Your assignment: Please set down the data word for word; images do not go in the copy.

Data to examine:
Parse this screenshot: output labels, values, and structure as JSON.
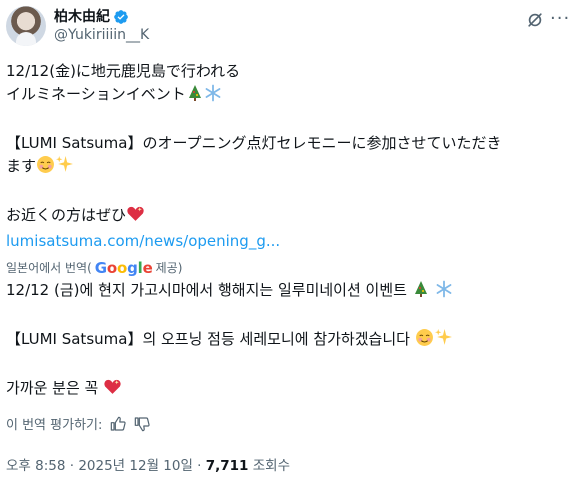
{
  "user": {
    "display_name": "柏木由紀",
    "handle": "@Yukiriiiin__K"
  },
  "tweet": {
    "original_lines": [
      "12/12(金)に地元鹿児島で行われる",
      "イルミネーションイベント",
      "",
      "【LUMI Satsuma】のオープニング点灯セレモニーに参加させていただき",
      "ます",
      "",
      "お近くの方はぜひ"
    ],
    "link_text": "lumisatsuma.com/news/opening_g...",
    "translated_from": "일본어에서 번역(",
    "translated_by": "제공)",
    "translation_lines": [
      "12/12 (금)에 현지 가고시마에서 행해지는 일루미네이션 이벤트",
      "",
      "【LUMI Satsuma】의 오프닝 점등 세레모니에 참가하겠습니다",
      "",
      "가까운 분은 꼭"
    ]
  },
  "rate_translation": "이 번역 평가하기:",
  "meta": {
    "time_date": "오후 8:58 · 2025년 12월 10일 · ",
    "views_count": "7,711",
    "views_label": " 조회수"
  },
  "icons": {
    "verified": "verified-badge-icon",
    "grok": "grok-icon",
    "more": "more-icon",
    "thumbs_up": "thumbs-up-icon",
    "thumbs_down": "thumbs-down-icon",
    "tree": "christmas-tree-emoji",
    "snowflake": "snowflake-emoji",
    "smile": "smiling-face-emoji",
    "sparkles": "sparkles-emoji",
    "heart": "sparkling-heart-emoji"
  },
  "colors": {
    "link": "#1d9bf0",
    "verified": "#1d9bf0",
    "secondary_text": "#536471"
  }
}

Reply:
Parse this screenshot: output labels, values, and structure as JSON.
{
  "user": {
    "display_name": "柏木由紀",
    "handle": "@Yukiriiiin__K"
  },
  "tweet": {
    "original_lines": [
      "12/12(金)に地元鹿児島で行われる",
      "イルミネーションイベント",
      "",
      "【LUMI Satsuma】のオープニング点灯セレモニーに参加させていただき",
      "ます",
      "",
      "お近くの方はぜひ"
    ],
    "link_text": "lumisatsuma.com/news/opening_g...",
    "translated_from": "일본어에서 번역(",
    "translated_by": "제공)",
    "translation_lines": [
      "12/12 (금)에 현지 가고시마에서 행해지는 일루미네이션 이벤트",
      "",
      "【LUMI Satsuma】의 오프닝 점등 세레모니에 참가하겠습니다",
      "",
      "가까운 분은 꼭"
    ]
  },
  "rate_translation": "이 번역 평가하기:",
  "meta": {
    "time_date": "오후 8:58 · 2025년 12월 10일 · ",
    "views_count": "7,711",
    "views_label": " 조회수"
  },
  "icons": {
    "verified": "verified-badge-icon",
    "grok": "grok-icon",
    "more": "more-icon",
    "thumbs_up": "thumbs-up-icon",
    "thumbs_down": "thumbs-down-icon",
    "tree": "christmas-tree-emoji",
    "snowflake": "snowflake-emoji",
    "smile": "smiling-face-emoji",
    "sparkles": "sparkles-emoji",
    "heart": "sparkling-heart-emoji"
  },
  "colors": {
    "link": "#1d9bf0",
    "verified": "#1d9bf0",
    "secondary_text": "#536471"
  }
}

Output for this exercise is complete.